(Reuters) - Sri Lankan troops thrust into the last Tamil Tiger-held area as an exodus of at least 49,000 people from it gathered speed, and the Red Cross warned of catastrophe in the apparent endgame of Asia's longest-running war.
Here are questions and answers about what happens next on the Indian Ocean island:
WHAT HAPPENS NOW ON THE BATTLEFIELD?
On Tuesday, the military was advancing and expanding its control of the 17 square km (6.5 sq mile) no-fire zone, after troops on Monday breached an earth bund blocking the main route out of the area. It is all but certain this will be the final conventional battle of the 25-year-old war. It is a safe bet the military will replicate the tactics they have used around the edges of the no-fire zone. They will use snipers to pick off Liberation Tigers of Tamil Eelam (LTTE) rebels trying to block people from fleeing. In any case, the military has vowed no more truces. So a conventional defeat looks on the cards very soon for what has long been regarded by many as one of the most resilient and ruthless guerrilla groups.
AND WHEN THAT FIGHT IS OVER?
The government's focus will immediately shift to the post-conflict situation. That means containing potential hit-and-run attacks by remaining LTTE fighters hiding around the island and quelling any moves by a group that has vowed no surrender. There is also the enormous task of clearing northern Sri Lanka of thousands of landmines and hidden weapons caches. The government will also be under pressure to rapidly resettle the roughly 100,000 civilians who have escaped Tiger areas this year, getting them out of refugee camps that have been criticized by the United Nations. President Mahinda Rajapaksa is counting on at least $1 billion in development aid to help restart the economy in northern Sri Lanka.
WHAT WILL THE END OF THE WAR MEAN FOR THE ECONOMY?

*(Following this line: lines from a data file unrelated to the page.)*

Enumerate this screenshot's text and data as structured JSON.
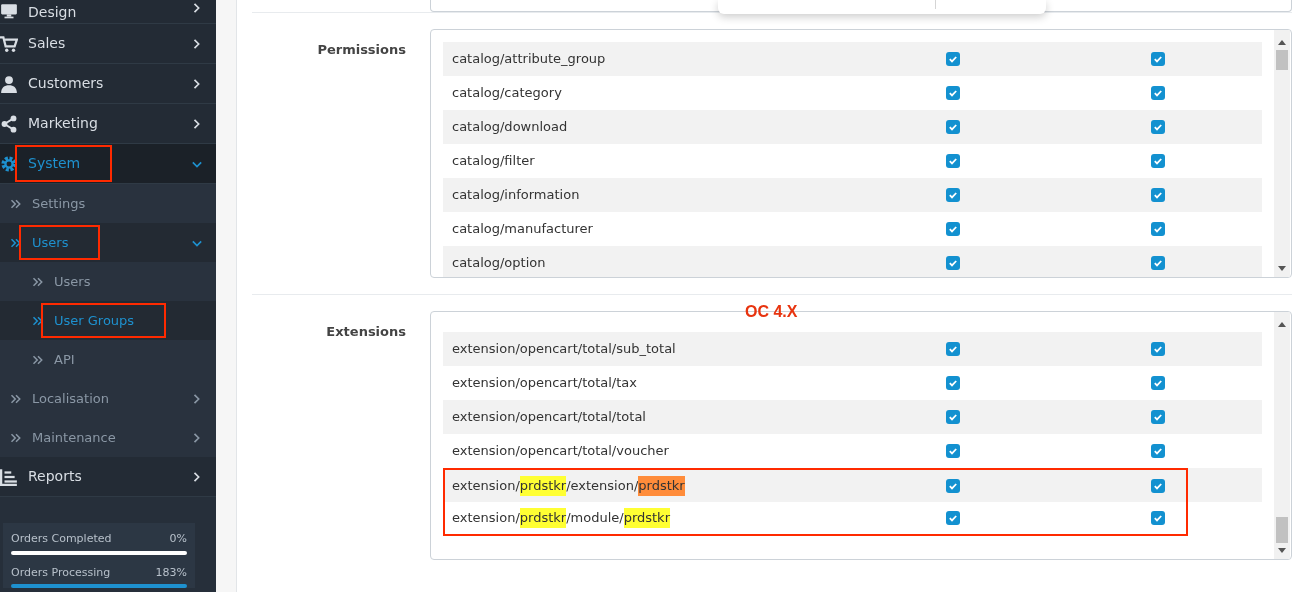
{
  "sidebar": {
    "items": [
      {
        "label": "Design",
        "kind": "menu",
        "selected": false,
        "expanded": false,
        "annotated": false
      },
      {
        "label": "Sales",
        "kind": "menu",
        "selected": false,
        "expanded": false,
        "annotated": false
      },
      {
        "label": "Customers",
        "kind": "menu",
        "selected": false,
        "expanded": false,
        "annotated": false
      },
      {
        "label": "Marketing",
        "kind": "menu",
        "selected": false,
        "expanded": false,
        "annotated": false
      },
      {
        "label": "System",
        "kind": "menu",
        "selected": true,
        "expanded": true,
        "annotated": true,
        "children": [
          {
            "label": "Settings",
            "kind": "link",
            "selected": false,
            "annotated": false
          },
          {
            "label": "Users",
            "kind": "menu",
            "selected": true,
            "expanded": true,
            "annotated": true,
            "children": [
              {
                "label": "Users",
                "kind": "link",
                "selected": false,
                "annotated": false
              },
              {
                "label": "User Groups",
                "kind": "link",
                "selected": true,
                "annotated": true
              },
              {
                "label": "API",
                "kind": "link",
                "selected": false,
                "annotated": false
              }
            ]
          },
          {
            "label": "Localisation",
            "kind": "menu",
            "selected": false,
            "expanded": false,
            "annotated": false
          },
          {
            "label": "Maintenance",
            "kind": "menu",
            "selected": false,
            "expanded": false,
            "annotated": false
          }
        ]
      },
      {
        "label": "Reports",
        "kind": "menu",
        "selected": false,
        "expanded": false,
        "annotated": false
      }
    ],
    "stats": [
      {
        "label": "Orders Completed",
        "value": "0%",
        "level": 0
      },
      {
        "label": "Orders Processing",
        "value": "183%",
        "level": 1
      }
    ]
  },
  "annotation": {
    "text": "OC 4.X"
  },
  "sections": [
    {
      "label": "Permissions",
      "rows": [
        {
          "segments": [
            {
              "text": "catalog/attribute_group"
            }
          ],
          "checks": [
            {
              "checked": true
            },
            {
              "checked": true
            }
          ],
          "annotated": false
        },
        {
          "segments": [
            {
              "text": "catalog/category"
            }
          ],
          "checks": [
            {
              "checked": true
            },
            {
              "checked": true
            }
          ],
          "annotated": false
        },
        {
          "segments": [
            {
              "text": "catalog/download"
            }
          ],
          "checks": [
            {
              "checked": true
            },
            {
              "checked": true
            }
          ],
          "annotated": false
        },
        {
          "segments": [
            {
              "text": "catalog/filter"
            }
          ],
          "checks": [
            {
              "checked": true
            },
            {
              "checked": true
            }
          ],
          "annotated": false
        },
        {
          "segments": [
            {
              "text": "catalog/information"
            }
          ],
          "checks": [
            {
              "checked": true
            },
            {
              "checked": true
            }
          ],
          "annotated": false
        },
        {
          "segments": [
            {
              "text": "catalog/manufacturer"
            }
          ],
          "checks": [
            {
              "checked": true
            },
            {
              "checked": true
            }
          ],
          "annotated": false
        },
        {
          "segments": [
            {
              "text": "catalog/option"
            }
          ],
          "checks": [
            {
              "checked": true
            },
            {
              "checked": true
            }
          ],
          "annotated": false
        }
      ]
    },
    {
      "label": "Extensions",
      "rows": [
        {
          "segments": [
            {
              "text": "extension/opencart/total/sub_total"
            }
          ],
          "checks": [
            {
              "checked": true
            },
            {
              "checked": true
            }
          ],
          "annotated": false
        },
        {
          "segments": [
            {
              "text": "extension/opencart/total/tax"
            }
          ],
          "checks": [
            {
              "checked": true
            },
            {
              "checked": true
            }
          ],
          "annotated": false
        },
        {
          "segments": [
            {
              "text": "extension/opencart/total/total"
            }
          ],
          "checks": [
            {
              "checked": true
            },
            {
              "checked": true
            }
          ],
          "annotated": false
        },
        {
          "segments": [
            {
              "text": "extension/opencart/total/voucher"
            }
          ],
          "checks": [
            {
              "checked": true
            },
            {
              "checked": true
            }
          ],
          "annotated": false
        },
        {
          "segments": [
            {
              "text": "extension/"
            },
            {
              "text": "prdstkr",
              "color": "#ffff33"
            },
            {
              "text": "/extension/"
            },
            {
              "text": "prdstkr",
              "color": "#ff8c3a"
            }
          ],
          "checks": [
            {
              "checked": true
            },
            {
              "checked": true
            }
          ],
          "annotated": true
        },
        {
          "segments": [
            {
              "text": "extension/"
            },
            {
              "text": "prdstkr",
              "color": "#ffff33"
            },
            {
              "text": "/module/"
            },
            {
              "text": "prdstkr",
              "color": "#ffff33"
            }
          ],
          "checks": [
            {
              "checked": true
            },
            {
              "checked": true
            }
          ],
          "annotated": true
        }
      ]
    }
  ]
}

It will no doubt be a boost, but Sri Lanka's $40 billion economy -- long one of the strongest in South Asia -- is reeling. That's due to the global economic crisis, low foreign exchange reserves and falling prices for its main exports of garments and tea. Tourism, which has managed well enough since the war started in 1983, is also taking a beating this year. Economic growth is expected to hit an eight-year low of around 2.5 percent after 6.0 percent in 2008. The government is negotiating a $1.9 billion International Monetary Fund loan to help boost reserves hovering at less than six weeks of import cover and cover a balance of payments shortfall. Add to that the rupee's progressive fall to new lows -- it hit a record low of 120.00/30 on Tuesday -- and months-long doldrums on the Colombo Stock Exchange and there are plenty of challenges ahead.
HOW DOES THE GOVERNMENT PLAN TO MEET THOSE CHALLENGES
Besides the IMF loan, which analysts say has prompted the central bank to stop supporting the rupee, it is banking on economic revival in the north and linking markets there with those in the capital Colombo, in the south. Tourism operators are already seeking external investors to build new properties and upgrade existing ones to bring the island back to its former glory as a top tropical destination. Rajapksa has been an advocate of local production and in particular boosting Sri Lanka's agricultural output to help people make a living and cut the high costs of imports. The central bank has also eased its tight monetary policy which has brought interest rates down. Investors hope that will spur more access to credit, more economic activity and better fundamentals for shares on the Colombo Stock Exchange.
WHAT ABOUT POLITICS?
It is a very safe bet that Rajapaksa will be able to win another term. His commitment to ending a war previous leaders could not has won him big fans among the Sinhalese majority, and he has splintered the opposition. Rajapaksa's United People's Freedom Alliance coalition is the favorite to win polls due on Saturday in the Western Province, which includes Colombo and has traditionally been the stronghold of the main opposition United National Party. Local media is rife with speculation Rajapaksa will call a presidential election before it is due in late 2011 to capitalize. Rajapaksa's allies say an early poll is likely, but that no one but the president knows when that will be. He also plans polls as soon as possible in the northern province, where the Tigers have long held sway.
(Editing by Jerry Norton)